■ **YOUR INSTRUCTIONS**
Extract, from the records beneath this instruction, each line that contains the word "JSON".

Element data from apps and pages
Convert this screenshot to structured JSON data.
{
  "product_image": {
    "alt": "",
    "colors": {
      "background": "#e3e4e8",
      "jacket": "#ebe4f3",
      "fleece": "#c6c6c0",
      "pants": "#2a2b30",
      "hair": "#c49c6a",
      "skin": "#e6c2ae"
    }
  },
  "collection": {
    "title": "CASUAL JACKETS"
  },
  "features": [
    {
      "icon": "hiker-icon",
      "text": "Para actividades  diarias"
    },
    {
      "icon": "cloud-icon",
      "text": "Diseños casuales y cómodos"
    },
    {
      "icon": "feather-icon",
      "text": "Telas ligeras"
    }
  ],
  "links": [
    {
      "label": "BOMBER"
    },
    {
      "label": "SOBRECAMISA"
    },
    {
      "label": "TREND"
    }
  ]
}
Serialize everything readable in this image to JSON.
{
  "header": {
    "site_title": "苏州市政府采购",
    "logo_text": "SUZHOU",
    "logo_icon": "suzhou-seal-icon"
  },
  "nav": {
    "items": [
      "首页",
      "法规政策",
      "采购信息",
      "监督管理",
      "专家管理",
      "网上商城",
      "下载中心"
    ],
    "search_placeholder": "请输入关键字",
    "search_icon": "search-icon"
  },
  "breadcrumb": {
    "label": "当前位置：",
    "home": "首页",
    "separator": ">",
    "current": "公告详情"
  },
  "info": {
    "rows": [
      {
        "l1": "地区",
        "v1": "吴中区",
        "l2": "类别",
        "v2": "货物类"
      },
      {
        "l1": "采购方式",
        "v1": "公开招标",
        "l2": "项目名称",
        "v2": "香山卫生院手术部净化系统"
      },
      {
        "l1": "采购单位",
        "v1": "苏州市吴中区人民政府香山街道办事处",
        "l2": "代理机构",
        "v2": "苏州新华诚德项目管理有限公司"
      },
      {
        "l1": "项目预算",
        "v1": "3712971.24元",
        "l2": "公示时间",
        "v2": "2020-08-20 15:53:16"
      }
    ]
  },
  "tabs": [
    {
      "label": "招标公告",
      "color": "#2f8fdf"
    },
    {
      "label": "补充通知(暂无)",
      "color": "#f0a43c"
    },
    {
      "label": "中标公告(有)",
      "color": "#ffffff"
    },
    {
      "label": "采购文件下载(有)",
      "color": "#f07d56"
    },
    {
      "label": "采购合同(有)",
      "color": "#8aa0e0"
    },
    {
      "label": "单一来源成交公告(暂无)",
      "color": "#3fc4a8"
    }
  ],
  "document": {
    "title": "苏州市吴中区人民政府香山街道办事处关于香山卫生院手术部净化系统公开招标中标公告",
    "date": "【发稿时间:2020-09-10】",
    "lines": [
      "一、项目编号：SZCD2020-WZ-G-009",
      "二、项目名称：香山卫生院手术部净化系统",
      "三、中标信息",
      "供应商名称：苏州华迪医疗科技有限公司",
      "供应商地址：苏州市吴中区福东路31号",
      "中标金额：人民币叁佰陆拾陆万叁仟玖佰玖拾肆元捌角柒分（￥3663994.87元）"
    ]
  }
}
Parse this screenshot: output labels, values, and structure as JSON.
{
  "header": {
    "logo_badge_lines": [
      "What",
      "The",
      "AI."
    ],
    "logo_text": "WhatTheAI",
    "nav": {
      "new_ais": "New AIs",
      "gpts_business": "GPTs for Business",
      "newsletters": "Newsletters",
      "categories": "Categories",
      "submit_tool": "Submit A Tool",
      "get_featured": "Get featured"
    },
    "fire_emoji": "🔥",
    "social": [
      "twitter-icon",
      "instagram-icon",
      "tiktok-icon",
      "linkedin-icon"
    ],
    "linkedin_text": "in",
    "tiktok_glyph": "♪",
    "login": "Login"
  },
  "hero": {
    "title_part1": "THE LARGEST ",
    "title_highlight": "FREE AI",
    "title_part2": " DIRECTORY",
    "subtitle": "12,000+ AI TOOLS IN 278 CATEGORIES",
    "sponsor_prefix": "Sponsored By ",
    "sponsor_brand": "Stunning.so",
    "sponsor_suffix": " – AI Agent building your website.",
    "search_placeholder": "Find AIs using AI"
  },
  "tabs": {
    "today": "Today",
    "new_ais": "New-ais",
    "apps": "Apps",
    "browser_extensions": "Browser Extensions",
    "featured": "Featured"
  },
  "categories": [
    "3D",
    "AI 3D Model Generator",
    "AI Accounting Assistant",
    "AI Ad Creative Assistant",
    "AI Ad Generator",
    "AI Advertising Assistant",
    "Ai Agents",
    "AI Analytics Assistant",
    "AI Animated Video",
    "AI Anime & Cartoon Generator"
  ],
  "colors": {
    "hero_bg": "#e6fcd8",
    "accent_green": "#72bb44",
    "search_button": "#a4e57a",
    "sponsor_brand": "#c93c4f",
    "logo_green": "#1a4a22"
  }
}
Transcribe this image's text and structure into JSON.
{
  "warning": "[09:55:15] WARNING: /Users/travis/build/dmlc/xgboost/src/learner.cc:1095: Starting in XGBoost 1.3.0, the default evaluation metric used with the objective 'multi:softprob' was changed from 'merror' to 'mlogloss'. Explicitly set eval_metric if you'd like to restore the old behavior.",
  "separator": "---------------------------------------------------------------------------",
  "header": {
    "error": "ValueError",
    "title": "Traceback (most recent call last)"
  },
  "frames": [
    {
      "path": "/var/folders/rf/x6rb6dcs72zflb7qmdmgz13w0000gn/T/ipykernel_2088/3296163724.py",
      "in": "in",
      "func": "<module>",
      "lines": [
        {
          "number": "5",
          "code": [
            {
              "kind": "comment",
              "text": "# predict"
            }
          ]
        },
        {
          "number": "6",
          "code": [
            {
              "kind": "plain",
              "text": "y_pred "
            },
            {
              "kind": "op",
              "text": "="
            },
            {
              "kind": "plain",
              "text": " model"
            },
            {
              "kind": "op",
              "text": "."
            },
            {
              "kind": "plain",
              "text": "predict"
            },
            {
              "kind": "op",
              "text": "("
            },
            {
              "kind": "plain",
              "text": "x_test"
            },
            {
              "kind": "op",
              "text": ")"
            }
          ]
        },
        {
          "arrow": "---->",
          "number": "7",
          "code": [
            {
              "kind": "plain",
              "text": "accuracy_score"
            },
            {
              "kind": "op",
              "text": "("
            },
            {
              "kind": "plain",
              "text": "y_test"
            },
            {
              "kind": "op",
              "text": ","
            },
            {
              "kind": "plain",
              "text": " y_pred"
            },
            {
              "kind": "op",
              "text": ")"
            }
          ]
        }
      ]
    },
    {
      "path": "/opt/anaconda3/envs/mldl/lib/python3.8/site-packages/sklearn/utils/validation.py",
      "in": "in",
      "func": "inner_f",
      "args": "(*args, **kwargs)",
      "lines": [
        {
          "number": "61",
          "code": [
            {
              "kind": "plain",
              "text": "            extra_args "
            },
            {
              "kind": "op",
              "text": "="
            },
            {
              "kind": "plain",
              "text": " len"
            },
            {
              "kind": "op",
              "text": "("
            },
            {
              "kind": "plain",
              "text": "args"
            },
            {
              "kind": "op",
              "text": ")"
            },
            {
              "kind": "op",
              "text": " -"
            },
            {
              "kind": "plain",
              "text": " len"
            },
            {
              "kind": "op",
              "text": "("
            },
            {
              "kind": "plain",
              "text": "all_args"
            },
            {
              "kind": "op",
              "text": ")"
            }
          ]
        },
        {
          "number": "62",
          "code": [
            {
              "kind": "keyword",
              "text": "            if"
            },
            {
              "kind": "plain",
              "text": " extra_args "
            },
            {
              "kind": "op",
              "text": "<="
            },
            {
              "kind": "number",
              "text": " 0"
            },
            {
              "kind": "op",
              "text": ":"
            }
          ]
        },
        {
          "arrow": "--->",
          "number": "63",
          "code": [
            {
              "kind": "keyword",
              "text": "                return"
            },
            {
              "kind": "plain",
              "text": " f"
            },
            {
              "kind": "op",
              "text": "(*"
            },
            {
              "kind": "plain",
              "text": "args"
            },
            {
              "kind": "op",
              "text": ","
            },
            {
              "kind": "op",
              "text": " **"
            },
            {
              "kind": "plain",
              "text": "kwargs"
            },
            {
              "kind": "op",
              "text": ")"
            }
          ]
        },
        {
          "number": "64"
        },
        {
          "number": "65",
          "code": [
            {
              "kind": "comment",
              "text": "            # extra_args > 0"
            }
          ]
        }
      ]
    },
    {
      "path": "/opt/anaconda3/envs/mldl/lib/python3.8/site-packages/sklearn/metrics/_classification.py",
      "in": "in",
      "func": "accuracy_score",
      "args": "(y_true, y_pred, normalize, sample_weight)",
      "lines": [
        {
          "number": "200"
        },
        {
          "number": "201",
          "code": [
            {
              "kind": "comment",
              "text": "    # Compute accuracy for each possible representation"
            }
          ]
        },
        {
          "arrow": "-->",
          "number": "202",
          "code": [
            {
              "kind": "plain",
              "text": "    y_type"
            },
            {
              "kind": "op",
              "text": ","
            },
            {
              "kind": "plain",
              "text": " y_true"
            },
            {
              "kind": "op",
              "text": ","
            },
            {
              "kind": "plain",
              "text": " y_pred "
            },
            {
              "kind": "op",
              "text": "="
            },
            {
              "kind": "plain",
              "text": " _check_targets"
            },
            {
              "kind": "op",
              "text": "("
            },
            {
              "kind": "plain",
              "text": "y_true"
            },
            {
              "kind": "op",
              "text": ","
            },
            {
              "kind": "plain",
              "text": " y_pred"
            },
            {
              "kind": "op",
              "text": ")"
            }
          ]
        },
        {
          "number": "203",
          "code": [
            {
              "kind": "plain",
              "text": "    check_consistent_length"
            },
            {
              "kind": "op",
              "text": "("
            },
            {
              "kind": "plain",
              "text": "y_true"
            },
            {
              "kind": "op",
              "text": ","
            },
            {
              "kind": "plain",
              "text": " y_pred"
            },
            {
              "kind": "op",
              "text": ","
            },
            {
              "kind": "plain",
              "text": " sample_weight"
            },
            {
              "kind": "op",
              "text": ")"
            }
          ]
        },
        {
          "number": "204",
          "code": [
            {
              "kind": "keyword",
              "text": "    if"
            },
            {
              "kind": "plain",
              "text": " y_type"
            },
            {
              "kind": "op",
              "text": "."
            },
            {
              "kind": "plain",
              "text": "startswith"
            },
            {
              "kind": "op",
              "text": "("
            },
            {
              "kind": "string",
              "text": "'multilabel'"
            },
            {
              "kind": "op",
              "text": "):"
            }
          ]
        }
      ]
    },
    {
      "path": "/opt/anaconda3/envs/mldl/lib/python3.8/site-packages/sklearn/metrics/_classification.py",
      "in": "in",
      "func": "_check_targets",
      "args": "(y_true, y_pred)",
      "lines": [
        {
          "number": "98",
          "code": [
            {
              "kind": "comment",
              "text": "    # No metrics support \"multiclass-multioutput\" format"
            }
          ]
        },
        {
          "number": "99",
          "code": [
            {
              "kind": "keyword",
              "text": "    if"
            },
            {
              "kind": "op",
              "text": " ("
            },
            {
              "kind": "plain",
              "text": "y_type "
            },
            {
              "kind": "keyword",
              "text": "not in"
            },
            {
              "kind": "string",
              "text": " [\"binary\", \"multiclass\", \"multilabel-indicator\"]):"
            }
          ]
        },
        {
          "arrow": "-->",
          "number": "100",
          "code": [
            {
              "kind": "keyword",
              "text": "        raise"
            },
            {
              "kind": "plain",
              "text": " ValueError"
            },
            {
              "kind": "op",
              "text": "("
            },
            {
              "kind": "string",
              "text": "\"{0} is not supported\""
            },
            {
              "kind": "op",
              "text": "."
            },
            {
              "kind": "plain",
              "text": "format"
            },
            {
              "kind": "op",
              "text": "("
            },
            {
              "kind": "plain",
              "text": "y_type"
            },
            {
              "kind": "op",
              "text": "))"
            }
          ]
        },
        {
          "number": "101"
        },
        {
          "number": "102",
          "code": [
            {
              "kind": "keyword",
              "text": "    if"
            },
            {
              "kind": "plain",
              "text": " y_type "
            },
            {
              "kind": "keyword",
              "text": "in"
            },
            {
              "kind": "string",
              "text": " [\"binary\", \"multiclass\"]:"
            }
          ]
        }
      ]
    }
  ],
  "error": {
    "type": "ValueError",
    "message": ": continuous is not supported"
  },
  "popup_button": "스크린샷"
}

■ **COMPLETED TASK**
Convert this screenshot to structured JSON data.
Serialize everything readable in this image to JSON.
Parse this screenshot: output labels, values, and structure as JSON.
Transcribe this image's text and structure into JSON.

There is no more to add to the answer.